First Person is a series of interviews with the first authors of a selection of papers published in Biology Open, helping early-career researchers promote themselves alongside their papers. Sudhakar Krittika is first author on ‘Evidence of diet protein restriction regulating pupation height, development time and lifespan in Drosophila melanogaster’, published in BiO. Sudhakar is a PhD student in the lab of Dr Pankaj Yadav at the School of Chemical & Biotechnology, SASTRA Deemed to be University, Tamil Nadu, India, investigating the role of diet restriction on the life-history traits and clock genes of the fruit fly, Drosophila melanogaster.
What is your scientific background and the general focus of your lab?
I have obtained my bachelor's and Master's degree in Biochemistry. My first hands-on experience in a fully-fledged research lab was as a part of my Master's degree project, where my focus was Syntaxin 1 protein in ARPE19 cells. Further, for my PhD I joined Dr Pankaj Yadav's Fly lab at SASTRA University as an INSPIRE-Junior Research Fellow, where I was exposed to concepts on the circadian rhythms and diet restriction (DR) in Drosophila melanogaster. Our lab focus is aimed towards understanding the role of DR on the fitness and fitness-related traits, activity profile, metabolism and ultimately aging in fruit flies.
How would you explain the main findings of your paper to non-scientific family and friends?
Diet restriction is defined as the reduction of certain nutrient/s concentration in the food without causing malnutrition. Fruit flies are small insects commonly found in our kitchens especially around bananas. So using nutrition as a medium to increase lifespan can be the best alternative to running to doctors with physiological ailments. We think ‘eat less, live longer’ is very much suitable for increasing the years of healthy life. In this study, we found that very low protein diet can increase the flies' development time and lifespan, but reduces its feeding rate and the height at which it pupates in the vial. The results also show that the series of restricted protein have positively contributed to the wellbeing of the flies and their lifespan as compared to that of control (unlimited nutrition) food.
What are the potential implications of these results for your field of research?
The effect of diet restriction on pupation height is the first of its kind. This will contribute to the current understanding of the preference of pupation site for fruit flies. The debate of correlation between development time and pupation height has been tested and the results show negative correlation between these traits under DR, showing that very low protein reduces pupation height and larval feeding rate, alongside increasing the development time and lifespan of the flies. Hence, the study of energy reserves and storage under diet has been put to the test and therefore will open new challenges for investigation.
What has surprised you the most while conducting your research?
The response of flies under the series of imposed diets with so much variation itself was a surprise.

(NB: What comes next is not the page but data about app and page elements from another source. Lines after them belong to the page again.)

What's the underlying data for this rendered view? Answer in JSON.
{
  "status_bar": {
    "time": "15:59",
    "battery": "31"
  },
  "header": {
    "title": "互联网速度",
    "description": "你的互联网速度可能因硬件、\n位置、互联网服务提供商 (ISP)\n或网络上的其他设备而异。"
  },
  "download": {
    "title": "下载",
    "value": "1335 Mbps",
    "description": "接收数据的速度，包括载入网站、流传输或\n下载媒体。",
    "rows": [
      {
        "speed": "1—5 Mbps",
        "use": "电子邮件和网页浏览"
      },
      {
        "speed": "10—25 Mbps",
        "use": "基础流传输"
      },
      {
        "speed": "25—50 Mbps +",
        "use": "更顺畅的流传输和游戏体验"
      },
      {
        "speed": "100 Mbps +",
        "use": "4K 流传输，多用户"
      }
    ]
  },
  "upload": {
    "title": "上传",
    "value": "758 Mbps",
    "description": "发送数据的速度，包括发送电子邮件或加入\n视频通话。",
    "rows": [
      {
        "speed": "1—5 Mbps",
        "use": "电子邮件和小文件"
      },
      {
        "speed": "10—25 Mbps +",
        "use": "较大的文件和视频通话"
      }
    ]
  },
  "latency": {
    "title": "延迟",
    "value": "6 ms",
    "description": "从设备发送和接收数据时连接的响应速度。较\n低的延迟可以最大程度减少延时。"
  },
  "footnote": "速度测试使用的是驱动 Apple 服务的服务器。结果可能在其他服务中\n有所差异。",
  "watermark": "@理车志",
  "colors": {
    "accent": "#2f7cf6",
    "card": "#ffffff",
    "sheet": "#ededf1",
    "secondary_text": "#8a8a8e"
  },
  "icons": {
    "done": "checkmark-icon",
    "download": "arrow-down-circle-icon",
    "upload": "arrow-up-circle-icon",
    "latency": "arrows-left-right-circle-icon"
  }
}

A difference of only 10% of yeast among the tested diets resulted in understanding the concentration that can be detrimental and also the concentration that was sufficient to witness more positive effects than the control. The effect of DR on the pupation height and larval feeding rate was a beautiful surprise that I will always cherish, moreover making it a first time report of DR influence on pupation height.
“The effect of DR on the pupation height and larval feeding rate was a beautiful surprise…”
What, in your opinion, are some of the greatest achievements in your field and how has this influenced your research?
The first ever reports on diet restriction were no less than a scientific breakthrough. Not many people doubt the nutritional value of unlimited or a rich nutritive food and its implications on health. But thankfully this has led to the concept of minimizing the nutritional intake (DR), yet reaping beneficial effects. In India, there is an old saying that states ‘food itself is medicine’, and decades after this, people have come up with the concept of DR, without which our research would not have been possible.
“In India, there is an old saying that states ‘food itself is medicine’…”
What changes do you think could improve the professional lives of early-career scientists?
Recognition for promising research objectives and proposals and timely financial support by the funding agencies could benefit early researchers. There must be multiple funding agencies to which the early-career scientists can apply, so that the ideas don't remain stagnant. It would be beneficial if researchers are given open or institution based free access to research and review articles.
What's next for you?
Currently, I am enjoying my flies' response to my research and am hopeful of completing my PhD in two years. I would like to extend my research field to explore more of DR and cancer metabolism and try to improve myself as an independent researcher through post-doctoral training.
Sudhakar Krittika's contact details: Fly Lab # 210, Anusandhan Kendra-II, School of Chemical & Biotechnology, SASTRA Deemed to be University, Thanjavur-613401, Tamil Nadu, India.